◆ Assigned task
A single number is the answer: the count of lines in these records with "properties" in them.

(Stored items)
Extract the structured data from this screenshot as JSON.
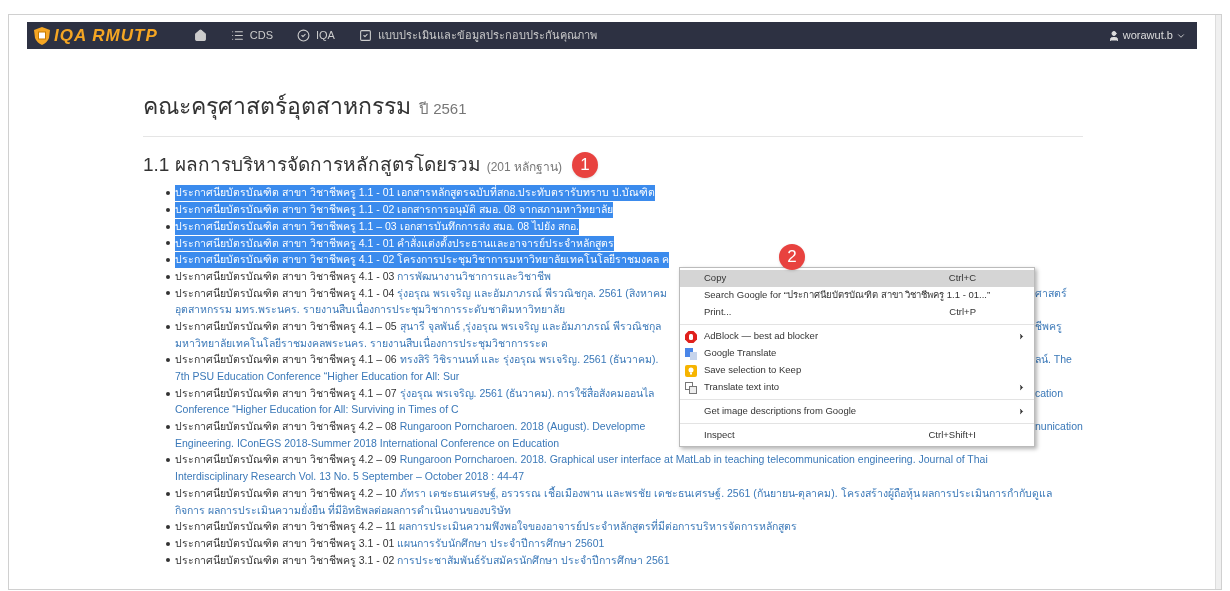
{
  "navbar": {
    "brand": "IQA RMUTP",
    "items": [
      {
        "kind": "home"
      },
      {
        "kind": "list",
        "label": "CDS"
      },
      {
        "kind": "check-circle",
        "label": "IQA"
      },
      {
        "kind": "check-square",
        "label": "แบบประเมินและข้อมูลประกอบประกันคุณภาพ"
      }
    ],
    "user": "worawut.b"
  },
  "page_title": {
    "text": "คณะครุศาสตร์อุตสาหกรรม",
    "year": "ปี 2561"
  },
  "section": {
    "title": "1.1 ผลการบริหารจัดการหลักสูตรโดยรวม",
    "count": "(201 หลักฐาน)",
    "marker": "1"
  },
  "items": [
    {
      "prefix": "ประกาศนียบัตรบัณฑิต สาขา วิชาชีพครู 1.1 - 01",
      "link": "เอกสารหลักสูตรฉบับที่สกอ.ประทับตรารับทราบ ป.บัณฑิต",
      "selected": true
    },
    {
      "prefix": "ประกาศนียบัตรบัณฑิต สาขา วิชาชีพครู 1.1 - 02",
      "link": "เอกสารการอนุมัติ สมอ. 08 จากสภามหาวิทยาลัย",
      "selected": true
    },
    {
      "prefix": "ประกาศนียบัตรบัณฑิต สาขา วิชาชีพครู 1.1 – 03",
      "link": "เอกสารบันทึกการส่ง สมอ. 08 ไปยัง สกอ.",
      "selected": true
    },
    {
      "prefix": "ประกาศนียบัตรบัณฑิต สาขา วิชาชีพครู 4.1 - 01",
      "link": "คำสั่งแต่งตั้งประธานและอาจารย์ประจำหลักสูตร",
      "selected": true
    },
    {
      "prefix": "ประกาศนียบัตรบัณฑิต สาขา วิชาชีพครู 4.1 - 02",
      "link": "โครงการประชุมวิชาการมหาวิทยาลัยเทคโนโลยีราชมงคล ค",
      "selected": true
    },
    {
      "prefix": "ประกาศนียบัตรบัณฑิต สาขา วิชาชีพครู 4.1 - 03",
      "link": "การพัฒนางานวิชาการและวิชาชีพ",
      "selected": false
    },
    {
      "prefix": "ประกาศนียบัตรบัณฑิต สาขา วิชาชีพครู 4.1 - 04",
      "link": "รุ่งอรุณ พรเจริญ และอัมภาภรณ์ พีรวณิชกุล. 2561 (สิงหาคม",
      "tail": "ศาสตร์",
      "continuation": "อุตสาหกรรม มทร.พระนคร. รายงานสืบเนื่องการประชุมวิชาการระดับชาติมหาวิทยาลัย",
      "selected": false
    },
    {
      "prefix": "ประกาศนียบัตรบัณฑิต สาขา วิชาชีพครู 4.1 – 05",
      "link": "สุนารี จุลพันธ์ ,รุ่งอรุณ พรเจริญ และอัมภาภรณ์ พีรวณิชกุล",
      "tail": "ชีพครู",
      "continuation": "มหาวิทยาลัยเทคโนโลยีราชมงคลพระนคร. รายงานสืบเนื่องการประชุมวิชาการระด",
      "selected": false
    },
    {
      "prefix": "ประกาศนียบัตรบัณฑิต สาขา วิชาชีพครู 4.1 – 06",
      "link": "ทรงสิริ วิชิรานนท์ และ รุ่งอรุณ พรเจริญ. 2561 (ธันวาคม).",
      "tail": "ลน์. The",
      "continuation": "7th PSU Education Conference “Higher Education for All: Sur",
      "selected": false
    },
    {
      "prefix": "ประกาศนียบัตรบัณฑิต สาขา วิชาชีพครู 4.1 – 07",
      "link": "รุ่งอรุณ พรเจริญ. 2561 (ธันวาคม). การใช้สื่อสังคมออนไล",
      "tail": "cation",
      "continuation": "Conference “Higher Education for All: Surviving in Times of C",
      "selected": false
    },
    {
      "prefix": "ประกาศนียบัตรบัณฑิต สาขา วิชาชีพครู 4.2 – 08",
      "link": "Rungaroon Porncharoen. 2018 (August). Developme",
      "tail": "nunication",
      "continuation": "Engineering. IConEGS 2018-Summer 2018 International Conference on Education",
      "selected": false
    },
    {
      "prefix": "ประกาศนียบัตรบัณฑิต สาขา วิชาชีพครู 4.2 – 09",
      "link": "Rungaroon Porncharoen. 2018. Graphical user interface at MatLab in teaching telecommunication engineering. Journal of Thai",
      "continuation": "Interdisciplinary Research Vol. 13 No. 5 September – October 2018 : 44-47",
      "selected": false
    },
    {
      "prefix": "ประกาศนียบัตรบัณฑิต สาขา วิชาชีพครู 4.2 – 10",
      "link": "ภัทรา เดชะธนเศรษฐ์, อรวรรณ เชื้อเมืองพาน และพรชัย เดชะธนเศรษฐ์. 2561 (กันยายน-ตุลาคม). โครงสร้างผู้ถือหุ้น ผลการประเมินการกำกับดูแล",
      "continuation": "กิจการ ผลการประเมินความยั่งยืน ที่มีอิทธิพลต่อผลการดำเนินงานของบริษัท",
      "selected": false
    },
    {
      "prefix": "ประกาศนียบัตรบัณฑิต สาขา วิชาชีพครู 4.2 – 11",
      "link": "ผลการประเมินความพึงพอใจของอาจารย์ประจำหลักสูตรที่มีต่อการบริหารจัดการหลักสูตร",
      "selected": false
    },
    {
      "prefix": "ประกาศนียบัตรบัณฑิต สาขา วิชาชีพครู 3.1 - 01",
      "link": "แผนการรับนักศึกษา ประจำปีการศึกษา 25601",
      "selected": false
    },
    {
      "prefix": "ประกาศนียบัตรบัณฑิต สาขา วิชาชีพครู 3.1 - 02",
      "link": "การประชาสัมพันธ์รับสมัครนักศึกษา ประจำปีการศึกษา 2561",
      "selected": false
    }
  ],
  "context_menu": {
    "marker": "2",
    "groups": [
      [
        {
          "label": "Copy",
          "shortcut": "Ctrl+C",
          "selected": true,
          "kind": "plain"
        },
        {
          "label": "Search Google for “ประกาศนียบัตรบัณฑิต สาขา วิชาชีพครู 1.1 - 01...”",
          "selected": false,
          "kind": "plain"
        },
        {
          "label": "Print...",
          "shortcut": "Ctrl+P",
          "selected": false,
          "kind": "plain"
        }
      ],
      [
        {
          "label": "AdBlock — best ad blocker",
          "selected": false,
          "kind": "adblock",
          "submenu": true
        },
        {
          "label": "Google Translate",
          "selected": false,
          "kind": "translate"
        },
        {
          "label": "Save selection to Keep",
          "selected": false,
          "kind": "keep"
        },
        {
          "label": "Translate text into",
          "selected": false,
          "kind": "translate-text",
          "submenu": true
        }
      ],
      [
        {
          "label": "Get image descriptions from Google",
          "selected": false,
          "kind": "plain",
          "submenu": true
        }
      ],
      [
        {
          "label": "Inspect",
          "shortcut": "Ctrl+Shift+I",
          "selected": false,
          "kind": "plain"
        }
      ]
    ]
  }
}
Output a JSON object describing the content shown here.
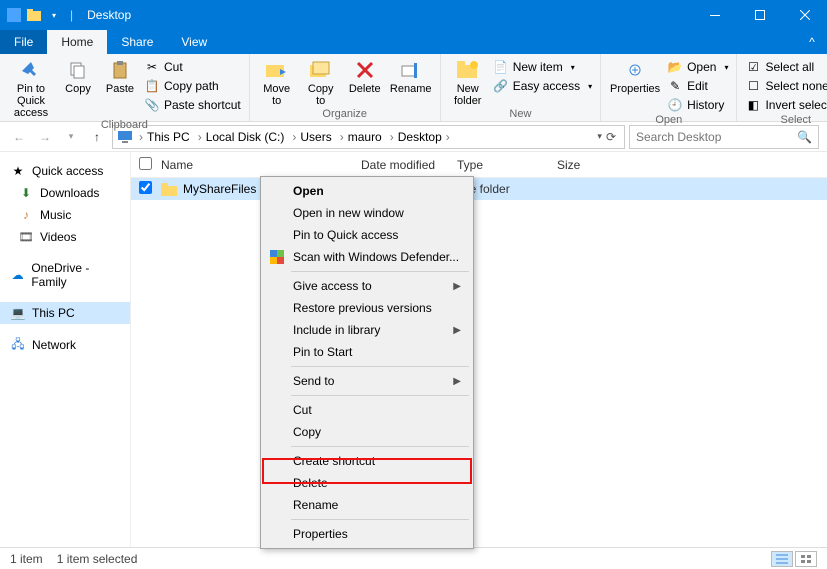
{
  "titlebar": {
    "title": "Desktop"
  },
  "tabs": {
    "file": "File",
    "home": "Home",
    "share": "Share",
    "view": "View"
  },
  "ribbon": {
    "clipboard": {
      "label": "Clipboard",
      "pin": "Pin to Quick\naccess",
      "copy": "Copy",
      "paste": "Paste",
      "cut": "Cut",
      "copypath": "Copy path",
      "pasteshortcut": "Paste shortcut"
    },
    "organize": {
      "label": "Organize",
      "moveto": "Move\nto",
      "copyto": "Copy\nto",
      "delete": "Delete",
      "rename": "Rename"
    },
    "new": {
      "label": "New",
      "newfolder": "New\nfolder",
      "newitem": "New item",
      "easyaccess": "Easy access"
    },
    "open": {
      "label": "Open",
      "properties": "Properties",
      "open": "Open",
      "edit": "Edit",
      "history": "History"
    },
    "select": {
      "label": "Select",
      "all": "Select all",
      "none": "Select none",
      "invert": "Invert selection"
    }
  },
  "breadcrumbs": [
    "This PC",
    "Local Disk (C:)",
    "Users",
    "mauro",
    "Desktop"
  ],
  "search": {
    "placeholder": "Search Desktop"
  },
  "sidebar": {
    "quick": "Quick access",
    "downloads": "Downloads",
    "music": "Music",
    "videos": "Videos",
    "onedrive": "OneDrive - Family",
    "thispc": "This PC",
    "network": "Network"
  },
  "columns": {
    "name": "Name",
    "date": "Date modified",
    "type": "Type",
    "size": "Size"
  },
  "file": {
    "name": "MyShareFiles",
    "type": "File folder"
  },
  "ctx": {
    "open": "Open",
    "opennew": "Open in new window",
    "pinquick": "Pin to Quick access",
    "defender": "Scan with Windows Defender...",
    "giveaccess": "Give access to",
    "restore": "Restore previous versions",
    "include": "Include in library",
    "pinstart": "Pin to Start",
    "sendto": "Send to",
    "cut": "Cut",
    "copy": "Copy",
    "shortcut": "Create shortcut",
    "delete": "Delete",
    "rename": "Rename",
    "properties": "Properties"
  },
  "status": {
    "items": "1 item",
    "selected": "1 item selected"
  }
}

◆ Result
2